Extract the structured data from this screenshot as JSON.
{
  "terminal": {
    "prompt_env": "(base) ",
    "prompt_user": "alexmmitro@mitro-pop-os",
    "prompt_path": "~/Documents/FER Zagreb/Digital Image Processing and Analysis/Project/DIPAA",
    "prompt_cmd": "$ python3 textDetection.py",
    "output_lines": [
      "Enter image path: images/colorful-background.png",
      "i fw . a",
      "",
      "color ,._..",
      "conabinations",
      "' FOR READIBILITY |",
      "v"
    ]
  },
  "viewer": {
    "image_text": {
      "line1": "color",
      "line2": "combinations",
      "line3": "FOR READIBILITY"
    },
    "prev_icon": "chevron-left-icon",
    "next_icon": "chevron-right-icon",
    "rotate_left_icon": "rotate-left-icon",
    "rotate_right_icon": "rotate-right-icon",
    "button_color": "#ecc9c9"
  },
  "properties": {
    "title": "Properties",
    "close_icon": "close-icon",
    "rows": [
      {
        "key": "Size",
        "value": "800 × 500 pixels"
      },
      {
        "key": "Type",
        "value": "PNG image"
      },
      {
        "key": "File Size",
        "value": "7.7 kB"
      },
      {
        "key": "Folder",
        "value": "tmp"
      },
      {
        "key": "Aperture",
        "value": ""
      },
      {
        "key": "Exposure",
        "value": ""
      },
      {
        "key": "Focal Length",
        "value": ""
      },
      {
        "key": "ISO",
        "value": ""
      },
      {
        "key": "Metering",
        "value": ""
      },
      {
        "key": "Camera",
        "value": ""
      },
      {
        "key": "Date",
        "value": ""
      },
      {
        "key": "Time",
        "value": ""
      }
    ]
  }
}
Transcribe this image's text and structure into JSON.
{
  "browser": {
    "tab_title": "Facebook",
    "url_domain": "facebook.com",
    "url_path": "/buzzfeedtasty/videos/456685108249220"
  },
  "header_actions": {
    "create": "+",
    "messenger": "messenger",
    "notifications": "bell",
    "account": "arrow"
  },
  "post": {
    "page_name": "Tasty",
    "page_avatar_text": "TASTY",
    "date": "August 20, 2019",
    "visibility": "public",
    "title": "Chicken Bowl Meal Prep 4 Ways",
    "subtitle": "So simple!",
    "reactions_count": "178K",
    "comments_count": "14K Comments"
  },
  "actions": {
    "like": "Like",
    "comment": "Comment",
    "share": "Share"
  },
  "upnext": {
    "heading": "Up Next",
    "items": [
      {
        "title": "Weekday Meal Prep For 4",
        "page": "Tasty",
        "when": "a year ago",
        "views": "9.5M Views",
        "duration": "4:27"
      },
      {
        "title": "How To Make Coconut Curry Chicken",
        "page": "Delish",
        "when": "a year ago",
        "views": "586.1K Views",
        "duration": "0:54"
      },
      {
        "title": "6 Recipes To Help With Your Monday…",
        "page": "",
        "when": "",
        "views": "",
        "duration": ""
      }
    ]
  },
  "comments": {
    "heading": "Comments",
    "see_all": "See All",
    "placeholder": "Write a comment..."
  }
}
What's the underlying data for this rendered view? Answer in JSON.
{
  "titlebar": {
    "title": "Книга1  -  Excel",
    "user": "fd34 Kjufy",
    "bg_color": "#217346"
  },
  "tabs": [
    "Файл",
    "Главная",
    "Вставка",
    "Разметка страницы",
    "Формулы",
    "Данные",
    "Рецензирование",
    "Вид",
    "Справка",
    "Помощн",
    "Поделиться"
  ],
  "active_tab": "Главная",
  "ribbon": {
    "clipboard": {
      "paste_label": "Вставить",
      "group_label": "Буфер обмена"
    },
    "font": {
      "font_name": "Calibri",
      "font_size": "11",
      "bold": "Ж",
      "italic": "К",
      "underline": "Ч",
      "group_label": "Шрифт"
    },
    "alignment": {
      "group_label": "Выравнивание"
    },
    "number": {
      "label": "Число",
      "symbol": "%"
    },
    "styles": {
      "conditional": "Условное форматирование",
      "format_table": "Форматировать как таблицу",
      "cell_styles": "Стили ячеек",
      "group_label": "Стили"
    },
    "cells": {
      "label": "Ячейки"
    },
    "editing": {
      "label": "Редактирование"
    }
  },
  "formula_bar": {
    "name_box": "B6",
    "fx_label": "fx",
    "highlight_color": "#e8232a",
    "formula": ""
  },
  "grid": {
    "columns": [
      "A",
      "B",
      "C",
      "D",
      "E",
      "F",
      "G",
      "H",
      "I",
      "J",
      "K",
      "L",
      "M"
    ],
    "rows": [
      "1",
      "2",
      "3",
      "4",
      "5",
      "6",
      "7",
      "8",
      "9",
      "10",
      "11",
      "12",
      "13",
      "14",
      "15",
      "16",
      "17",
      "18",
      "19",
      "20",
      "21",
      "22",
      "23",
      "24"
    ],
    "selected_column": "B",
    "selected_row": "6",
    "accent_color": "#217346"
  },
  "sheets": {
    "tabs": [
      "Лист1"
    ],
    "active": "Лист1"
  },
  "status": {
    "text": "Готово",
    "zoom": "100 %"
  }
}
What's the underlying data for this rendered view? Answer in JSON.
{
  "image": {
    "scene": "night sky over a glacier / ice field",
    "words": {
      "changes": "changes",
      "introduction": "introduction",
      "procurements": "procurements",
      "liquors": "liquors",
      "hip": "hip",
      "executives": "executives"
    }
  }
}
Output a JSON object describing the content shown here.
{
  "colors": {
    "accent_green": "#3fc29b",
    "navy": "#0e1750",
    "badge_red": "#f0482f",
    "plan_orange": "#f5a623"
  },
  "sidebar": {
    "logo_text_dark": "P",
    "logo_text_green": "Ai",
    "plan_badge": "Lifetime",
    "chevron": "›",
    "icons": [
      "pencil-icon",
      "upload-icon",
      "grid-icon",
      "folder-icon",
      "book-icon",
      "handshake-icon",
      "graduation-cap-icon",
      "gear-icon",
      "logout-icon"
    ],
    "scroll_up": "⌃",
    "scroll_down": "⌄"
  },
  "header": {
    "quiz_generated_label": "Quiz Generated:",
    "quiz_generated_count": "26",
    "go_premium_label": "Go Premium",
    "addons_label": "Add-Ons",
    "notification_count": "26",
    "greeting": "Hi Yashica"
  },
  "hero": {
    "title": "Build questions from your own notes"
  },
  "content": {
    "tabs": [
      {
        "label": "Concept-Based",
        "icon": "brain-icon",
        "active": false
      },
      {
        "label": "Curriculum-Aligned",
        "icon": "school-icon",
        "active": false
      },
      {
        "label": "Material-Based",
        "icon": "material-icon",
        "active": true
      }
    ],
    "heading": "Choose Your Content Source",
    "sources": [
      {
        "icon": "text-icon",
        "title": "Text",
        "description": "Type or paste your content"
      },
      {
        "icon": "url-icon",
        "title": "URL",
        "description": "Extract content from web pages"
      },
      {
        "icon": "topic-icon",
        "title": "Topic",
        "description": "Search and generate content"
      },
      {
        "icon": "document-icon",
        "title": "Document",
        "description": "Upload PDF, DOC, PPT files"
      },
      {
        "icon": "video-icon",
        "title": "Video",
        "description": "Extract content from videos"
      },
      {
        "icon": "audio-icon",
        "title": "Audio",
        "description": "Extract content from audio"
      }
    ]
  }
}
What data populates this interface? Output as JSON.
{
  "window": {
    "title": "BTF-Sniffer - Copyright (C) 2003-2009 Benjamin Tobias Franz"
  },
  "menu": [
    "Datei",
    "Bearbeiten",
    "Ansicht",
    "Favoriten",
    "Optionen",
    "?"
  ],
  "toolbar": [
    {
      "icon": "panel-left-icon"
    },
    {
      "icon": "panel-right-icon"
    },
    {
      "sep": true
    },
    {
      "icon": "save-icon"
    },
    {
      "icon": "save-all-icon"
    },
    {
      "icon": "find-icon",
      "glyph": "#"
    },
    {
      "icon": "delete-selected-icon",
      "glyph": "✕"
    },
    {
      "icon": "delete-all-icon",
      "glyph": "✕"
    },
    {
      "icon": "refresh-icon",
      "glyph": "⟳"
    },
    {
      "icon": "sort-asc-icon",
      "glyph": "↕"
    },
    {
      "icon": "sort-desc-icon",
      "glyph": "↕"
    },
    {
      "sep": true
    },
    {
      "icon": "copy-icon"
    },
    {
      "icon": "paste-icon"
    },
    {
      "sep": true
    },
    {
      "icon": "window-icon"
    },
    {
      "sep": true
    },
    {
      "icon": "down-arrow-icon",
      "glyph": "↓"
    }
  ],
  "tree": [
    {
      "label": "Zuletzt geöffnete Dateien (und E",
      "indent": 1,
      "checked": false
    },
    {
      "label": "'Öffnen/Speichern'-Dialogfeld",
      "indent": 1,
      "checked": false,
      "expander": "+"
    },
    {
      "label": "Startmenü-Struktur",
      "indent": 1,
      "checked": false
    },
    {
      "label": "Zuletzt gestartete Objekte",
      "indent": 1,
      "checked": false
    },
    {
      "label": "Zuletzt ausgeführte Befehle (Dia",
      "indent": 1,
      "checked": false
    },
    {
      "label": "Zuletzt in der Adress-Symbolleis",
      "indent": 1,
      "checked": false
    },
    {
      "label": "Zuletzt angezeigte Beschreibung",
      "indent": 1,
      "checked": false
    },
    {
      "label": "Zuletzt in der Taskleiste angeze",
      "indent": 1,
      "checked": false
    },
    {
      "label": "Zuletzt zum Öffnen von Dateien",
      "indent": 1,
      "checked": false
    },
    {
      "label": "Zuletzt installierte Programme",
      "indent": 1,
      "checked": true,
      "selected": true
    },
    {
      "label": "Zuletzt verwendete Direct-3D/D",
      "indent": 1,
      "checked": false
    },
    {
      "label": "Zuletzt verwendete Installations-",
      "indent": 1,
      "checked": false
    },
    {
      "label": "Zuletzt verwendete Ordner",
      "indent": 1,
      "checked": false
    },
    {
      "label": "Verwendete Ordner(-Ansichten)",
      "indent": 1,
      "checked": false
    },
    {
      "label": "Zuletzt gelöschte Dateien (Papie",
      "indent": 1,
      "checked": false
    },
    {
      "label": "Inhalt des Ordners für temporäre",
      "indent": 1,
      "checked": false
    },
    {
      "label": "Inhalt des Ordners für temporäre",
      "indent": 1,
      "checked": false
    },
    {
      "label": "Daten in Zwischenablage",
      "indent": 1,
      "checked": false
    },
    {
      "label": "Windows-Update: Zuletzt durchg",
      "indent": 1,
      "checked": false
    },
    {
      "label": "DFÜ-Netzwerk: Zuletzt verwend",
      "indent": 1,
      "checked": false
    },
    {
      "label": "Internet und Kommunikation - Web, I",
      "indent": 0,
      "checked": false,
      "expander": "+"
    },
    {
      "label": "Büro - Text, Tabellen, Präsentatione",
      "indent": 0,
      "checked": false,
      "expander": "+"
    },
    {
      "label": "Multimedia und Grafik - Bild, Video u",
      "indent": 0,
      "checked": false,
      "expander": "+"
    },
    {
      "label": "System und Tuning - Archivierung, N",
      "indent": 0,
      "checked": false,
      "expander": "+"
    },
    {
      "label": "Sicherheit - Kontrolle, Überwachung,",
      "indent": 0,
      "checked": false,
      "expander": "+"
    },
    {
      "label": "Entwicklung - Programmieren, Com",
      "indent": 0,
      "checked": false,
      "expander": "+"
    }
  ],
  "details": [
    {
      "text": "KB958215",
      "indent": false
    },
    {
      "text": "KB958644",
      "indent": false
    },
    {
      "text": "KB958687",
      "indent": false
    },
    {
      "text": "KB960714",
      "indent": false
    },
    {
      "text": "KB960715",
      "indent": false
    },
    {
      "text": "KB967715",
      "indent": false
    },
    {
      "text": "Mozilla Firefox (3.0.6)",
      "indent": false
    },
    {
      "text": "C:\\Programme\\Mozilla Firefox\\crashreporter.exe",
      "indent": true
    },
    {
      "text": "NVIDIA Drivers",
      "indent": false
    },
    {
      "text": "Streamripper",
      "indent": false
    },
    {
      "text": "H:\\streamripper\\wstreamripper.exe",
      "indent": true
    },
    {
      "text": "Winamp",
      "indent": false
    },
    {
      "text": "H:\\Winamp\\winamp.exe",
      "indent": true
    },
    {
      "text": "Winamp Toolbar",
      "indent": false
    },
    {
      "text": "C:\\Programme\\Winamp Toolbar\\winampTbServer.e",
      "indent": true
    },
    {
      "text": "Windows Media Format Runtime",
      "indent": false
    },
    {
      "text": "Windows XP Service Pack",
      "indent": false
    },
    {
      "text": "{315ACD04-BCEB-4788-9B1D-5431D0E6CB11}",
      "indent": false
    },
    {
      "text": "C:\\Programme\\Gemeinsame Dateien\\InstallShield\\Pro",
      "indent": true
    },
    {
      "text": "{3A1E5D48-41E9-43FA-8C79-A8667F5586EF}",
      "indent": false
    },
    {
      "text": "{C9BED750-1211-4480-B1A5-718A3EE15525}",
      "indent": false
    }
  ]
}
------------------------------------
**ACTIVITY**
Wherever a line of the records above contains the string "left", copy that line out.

**SOLUTION TO THE PROBLEM**
    "prev_icon": "chevron-left-icon",
    "rotate_left_icon": "rotate-left-icon",
      "icon": "panel-left-icon"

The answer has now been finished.